Records excerpted from a collection:
--- START ---

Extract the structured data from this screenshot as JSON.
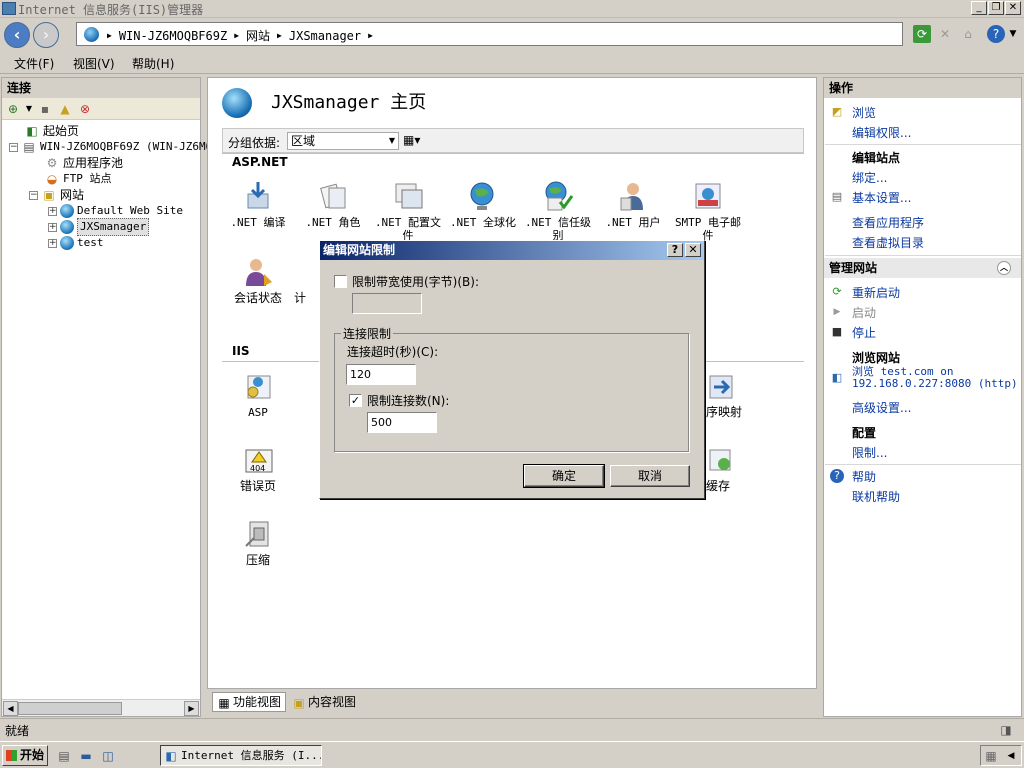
{
  "window": {
    "title": "Internet 信息服务(IIS)管理器"
  },
  "address": {
    "crumbs": [
      "WIN-JZ6MOQBF69Z",
      "网站",
      "JXSmanager"
    ]
  },
  "menu": {
    "items": [
      "文件(F)",
      "视图(V)",
      "帮助(H)"
    ]
  },
  "left_pane": {
    "header": "连接",
    "tree": {
      "start_page": "起始页",
      "server": "WIN-JZ6MOQBF69Z (WIN-JZ6MO",
      "app_pools": "应用程序池",
      "ftp_sites": "FTP 站点",
      "sites": "网站",
      "site_default": "Default Web Site",
      "site_jxs": "JXSmanager",
      "site_test": "test"
    }
  },
  "center": {
    "title": "JXSmanager 主页",
    "group_label": "分组依据:",
    "group_value": "区域",
    "sections": {
      "aspnet": "ASP.NET",
      "iis": "IIS"
    },
    "features": {
      "net_compile": ".NET 编译",
      "net_roles": ".NET 角色",
      "net_profile": ".NET 配置文件",
      "net_global": ".NET 全球化",
      "net_trust": ".NET 信任级别",
      "net_users": ".NET 用户",
      "smtp": "SMTP 电子邮件",
      "session": "会话状态",
      "session_partial": "计",
      "asp": "ASP",
      "handler_partial": "程序映射",
      "error_pages": "错误页",
      "cache_partial": "缓存",
      "compression": "压缩"
    },
    "tabs": {
      "features_view": "功能视图",
      "content_view": "内容视图"
    }
  },
  "right_pane": {
    "header": "操作",
    "browse": "浏览",
    "edit_perms": "编辑权限...",
    "edit_site": "编辑站点",
    "bindings": "绑定...",
    "basic_settings": "基本设置...",
    "view_apps": "查看应用程序",
    "view_vdirs": "查看虚拟目录",
    "manage_site": "管理网站",
    "restart": "重新启动",
    "start": "启动",
    "stop": "停止",
    "browse_site": "浏览网站",
    "browse_link_1": "浏览 test.com on",
    "browse_link_2": "192.168.0.227:8080 (http)",
    "advanced": "高级设置...",
    "config": "配置",
    "limits": "限制...",
    "help_head": "帮助",
    "online_help": "联机帮助"
  },
  "dialog": {
    "title": "编辑网站限制",
    "limit_bandwidth_label": "限制带宽使用(字节)(B):",
    "limit_bandwidth_checked": false,
    "bandwidth_value": "",
    "group_label": "连接限制",
    "timeout_label": "连接超时(秒)(C):",
    "timeout_value": "120",
    "limit_conn_label": "限制连接数(N):",
    "limit_conn_checked": true,
    "conn_value": "500",
    "ok": "确定",
    "cancel": "取消"
  },
  "status": {
    "text": "就绪"
  },
  "taskbar": {
    "start": "开始",
    "task": "Internet 信息服务 (I..."
  }
}
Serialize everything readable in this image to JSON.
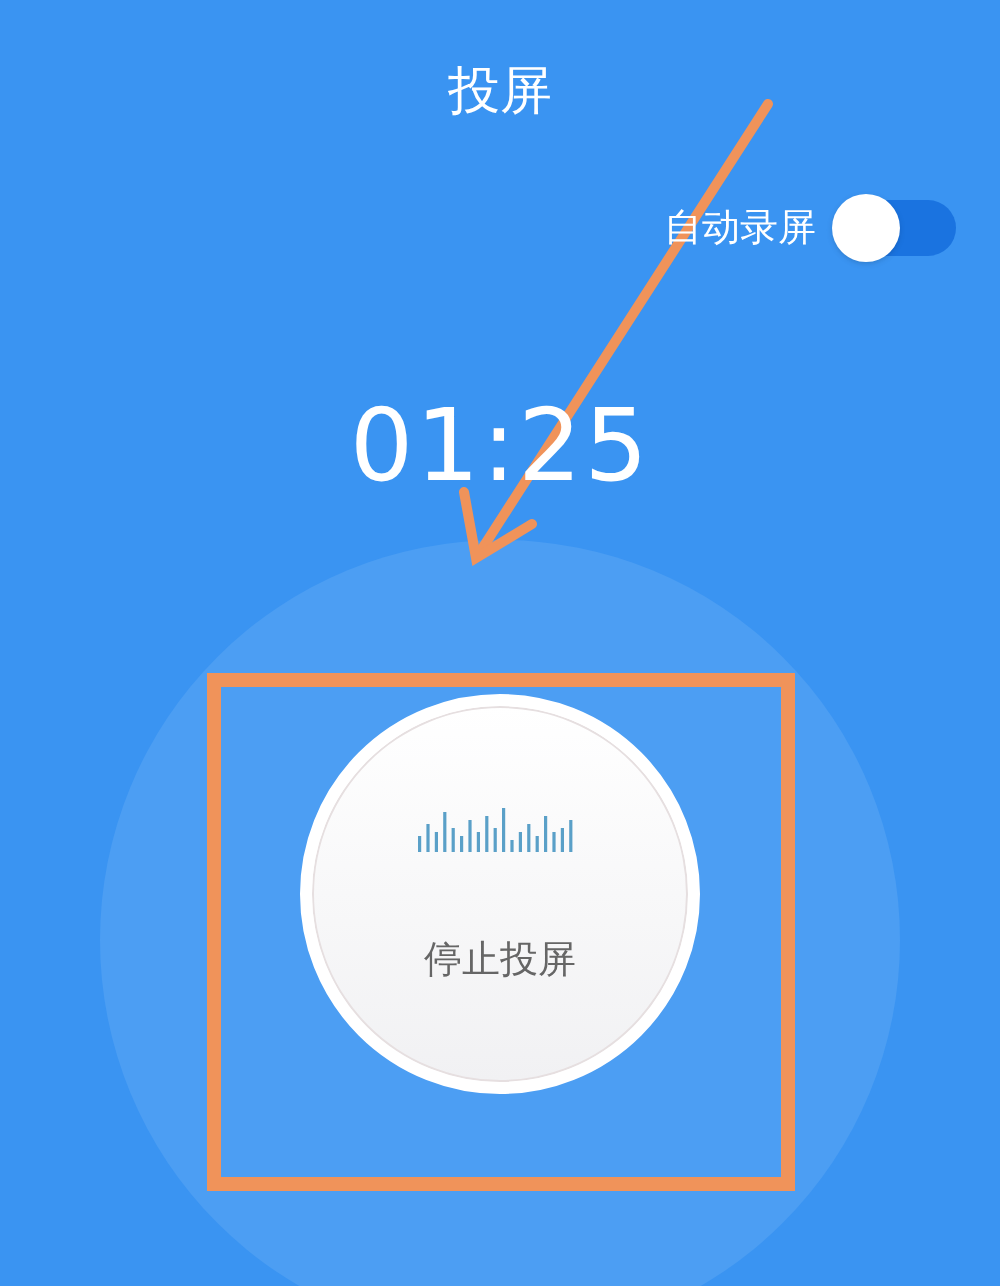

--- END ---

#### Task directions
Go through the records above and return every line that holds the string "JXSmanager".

#### Finished exercise
      "JXSmanager"
      "site_jxs": "JXSmanager",
    "title": "JXSmanager 主页",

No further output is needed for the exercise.